Do you ever get tired of the endless coverage of Jaycee Dugard and Natalie Holloway — pretty white women who’ve gone missing? Derrica Wilson, founder of the Black and Missing Foundation, told A-O-L’s Black Voices that the media is much less likely to report on missing white women than on missing African-American women:
Wilson says, “There is a term often used — ‘White Women Syndrome.’ In most cases, unless the missing person is young, white, blue eyes, blond hair, attractive, the coverage isn’t there. In my opinion, a lot of these media outlets are looking to see what sells or what they think people would want to hear or read about.”
This is also true with African-American children. Wilson says, “When it comes to black missing children, law enforcement automatically assumes the child is a runaway. Rarely do runaways receive exposure about their disappearance.”
According to the FBI, 255,575 African Americans were reported missing in 2008 alone. That number makes up for 33 percent of the total missing cases that year.
Have you ever had a loved one go missing?
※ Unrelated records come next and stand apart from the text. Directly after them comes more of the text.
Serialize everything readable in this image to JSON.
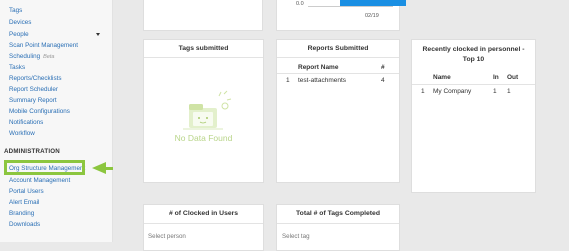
{
  "sidebar": {
    "items": [
      {
        "label": "Tags"
      },
      {
        "label": "Devices"
      },
      {
        "label": "People"
      },
      {
        "label": "Scan Point Management"
      },
      {
        "label": "Scheduling",
        "badge": "Beta"
      },
      {
        "label": "Tasks"
      },
      {
        "label": "Reports/Checklists"
      },
      {
        "label": "Report Scheduler"
      },
      {
        "label": "Summary Report"
      },
      {
        "label": "Mobile Configurations"
      },
      {
        "label": "Notifications"
      },
      {
        "label": "Workflow"
      }
    ],
    "admin_heading": "ADMINISTRATION",
    "admin_items": [
      {
        "label": "Org Structure Management"
      },
      {
        "label": "Account Management"
      },
      {
        "label": "Portal Users"
      },
      {
        "label": "Alert Email"
      },
      {
        "label": "Branding"
      },
      {
        "label": "Downloads"
      }
    ]
  },
  "top_chart": {
    "y_tick": "0.0",
    "x_tick": "02/19"
  },
  "cards": {
    "tags_submitted": {
      "title": "Tags submitted",
      "empty_text": "No Data Found"
    },
    "reports_submitted": {
      "title": "Reports Submitted",
      "columns": [
        "Report Name",
        "#"
      ],
      "rows": [
        {
          "idx": "1",
          "name": "test-attachments",
          "count": "4"
        }
      ]
    },
    "recently_clocked": {
      "title": "Recently clocked in personnel - Top 10",
      "columns": [
        "Name",
        "In",
        "Out"
      ],
      "rows": [
        {
          "idx": "1",
          "name": "My Company",
          "in": "1",
          "out": "1"
        }
      ]
    },
    "clocked_in_users": {
      "title": "# of Clocked in Users",
      "placeholder": "Select person"
    },
    "tags_completed": {
      "title": "Total # of Tags Completed",
      "placeholder": "Select tag"
    }
  },
  "colors": {
    "accent_blue": "#1a8fe3",
    "callout_green": "#8cc63f",
    "link_blue": "#2a6fb5"
  }
}
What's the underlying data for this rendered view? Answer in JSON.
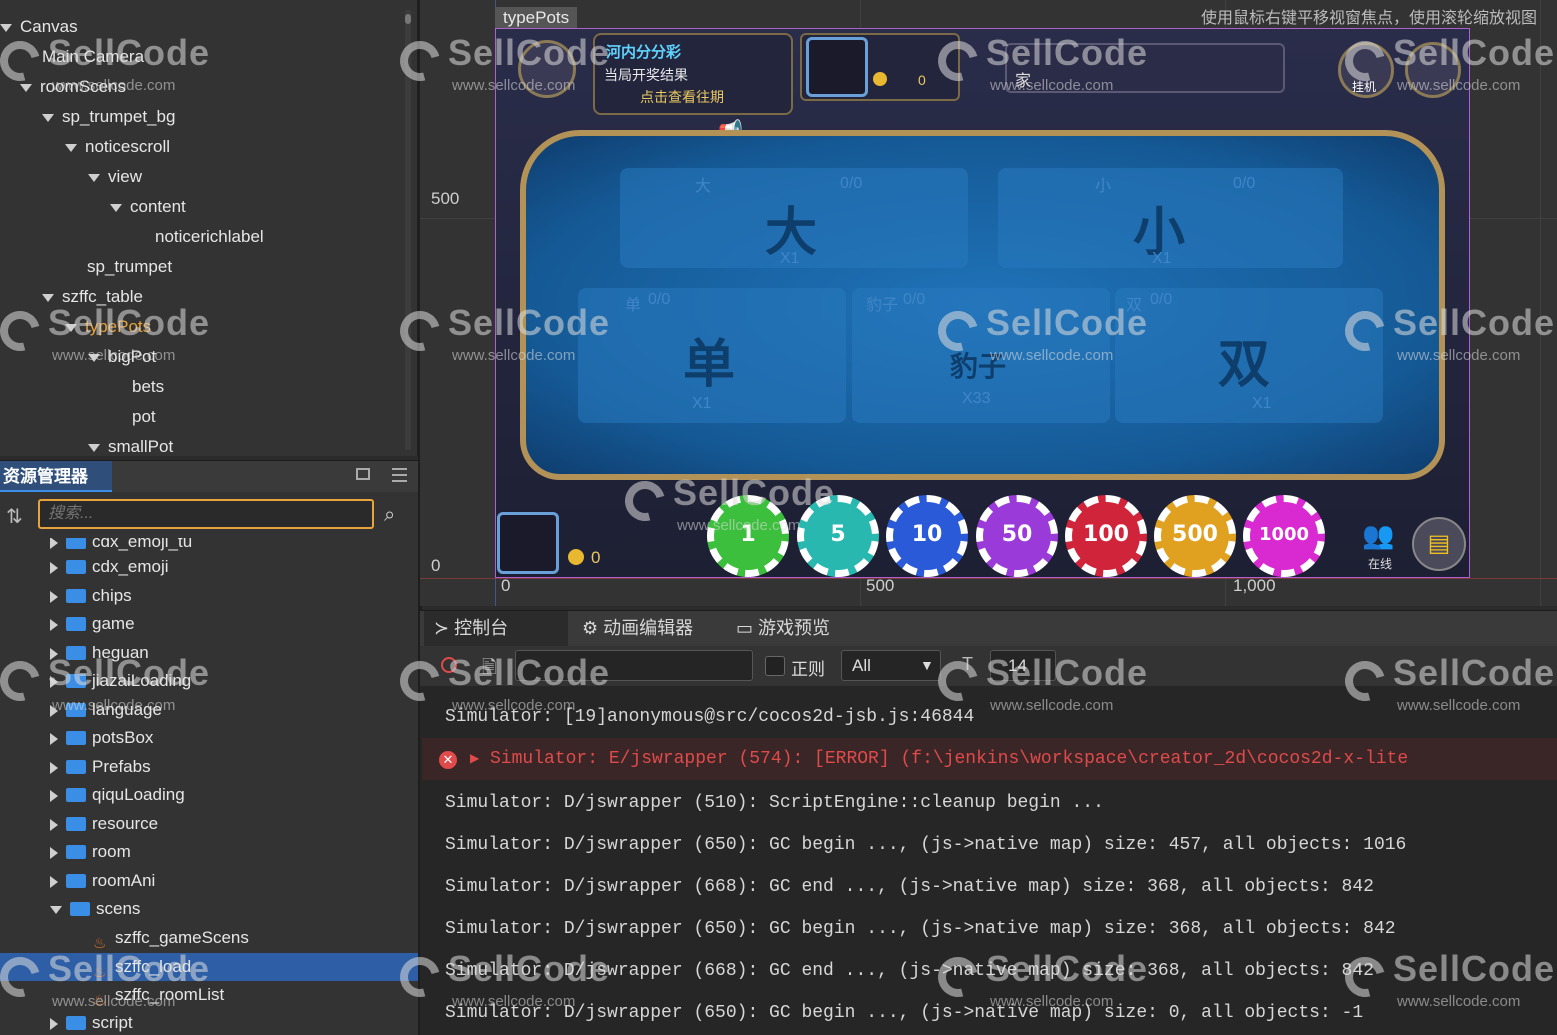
{
  "hierarchy": {
    "items": [
      {
        "label": "Canvas"
      },
      {
        "label": "Main Camera"
      },
      {
        "label": "roomScens"
      },
      {
        "label": "sp_trumpet_bg"
      },
      {
        "label": "noticescroll"
      },
      {
        "label": "view"
      },
      {
        "label": "content"
      },
      {
        "label": "noticerichlabel"
      },
      {
        "label": "sp_trumpet"
      },
      {
        "label": "szffc_table"
      },
      {
        "label": "typePots"
      },
      {
        "label": "bigPot"
      },
      {
        "label": "bets"
      },
      {
        "label": "pot"
      },
      {
        "label": "smallPot"
      }
    ]
  },
  "assets": {
    "tab_label": "资源管理器",
    "search_placeholder": "搜索...",
    "items": [
      {
        "label": "cdx_emoji_tu"
      },
      {
        "label": "cdx_emoji"
      },
      {
        "label": "chips"
      },
      {
        "label": "game"
      },
      {
        "label": "heguan"
      },
      {
        "label": "jiazaiLoading"
      },
      {
        "label": "language"
      },
      {
        "label": "potsBox"
      },
      {
        "label": "Prefabs"
      },
      {
        "label": "qiquLoading"
      },
      {
        "label": "resource"
      },
      {
        "label": "room"
      },
      {
        "label": "roomAni"
      },
      {
        "label": "scens"
      },
      {
        "label": "szffc_gameScens"
      },
      {
        "label": "szffc_load"
      },
      {
        "label": "szffc_roomList"
      },
      {
        "label": "script"
      }
    ]
  },
  "scene": {
    "hint": "使用鼠标右键平移视窗焦点，使用滚轮缩放视图",
    "node_label": "typePots",
    "axis_y": [
      "500",
      "0"
    ],
    "axis_x": [
      "0",
      "500",
      "1,000"
    ]
  },
  "game": {
    "lottery_title": "河内分分彩",
    "lottery_sub": "当局开奖结果",
    "lottery_link": "点击查看往期",
    "top_balance": "0",
    "top_name": "家",
    "btn_hangup": "挂机",
    "zones": [
      {
        "label": "大",
        "count": "0/0",
        "big": "大",
        "odds": "X1"
      },
      {
        "label": "小",
        "count": "0/0",
        "big": "小",
        "odds": "X1"
      },
      {
        "label": "单",
        "count": "0/0",
        "big": "单",
        "odds": "X1"
      },
      {
        "label": "豹子",
        "count": "0/0",
        "big": "豹子",
        "odds": "X33"
      },
      {
        "label": "双",
        "count": "0/0",
        "big": "双",
        "odds": "X1"
      }
    ],
    "bottom_balance": "0",
    "chips": [
      "1",
      "5",
      "10",
      "50",
      "100",
      "500",
      "1000"
    ],
    "online_label": "在线"
  },
  "console": {
    "tabs": [
      "控制台",
      "动画编辑器",
      "游戏预览"
    ],
    "regex_label": "正则",
    "filter_value": "All",
    "font_size": "14",
    "lines": [
      {
        "text": "Simulator: [19]anonymous@src/cocos2d-jsb.js:46844"
      },
      {
        "text": "Simulator: E/jswrapper (574): [ERROR] (f:\\jenkins\\workspace\\creator_2d\\cocos2d-x-lite"
      },
      {
        "text": "Simulator: D/jswrapper (510): ScriptEngine::cleanup begin ..."
      },
      {
        "text": "Simulator: D/jswrapper (650): GC begin ..., (js->native map) size: 457, all objects: 1016"
      },
      {
        "text": "Simulator: D/jswrapper (668): GC end ..., (js->native map) size: 368, all objects: 842"
      },
      {
        "text": "Simulator: D/jswrapper (650): GC begin ..., (js->native map) size: 368, all objects: 842"
      },
      {
        "text": "Simulator: D/jswrapper (668): GC end ..., (js->native map) size: 368, all objects: 842"
      },
      {
        "text": "Simulator: D/jswrapper (650): GC begin ..., (js->native map) size: 0, all objects: -1"
      }
    ]
  },
  "watermark": {
    "brand": "SellCode",
    "url": "www.sellcode.com"
  },
  "colors": {
    "accent": "#3a8ee6",
    "selected": "#e8a33a",
    "error": "#e04a4a",
    "table": "#1f72b8",
    "trim": "#b29257"
  }
}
How much help did you feel like you got from the police, the media, your community?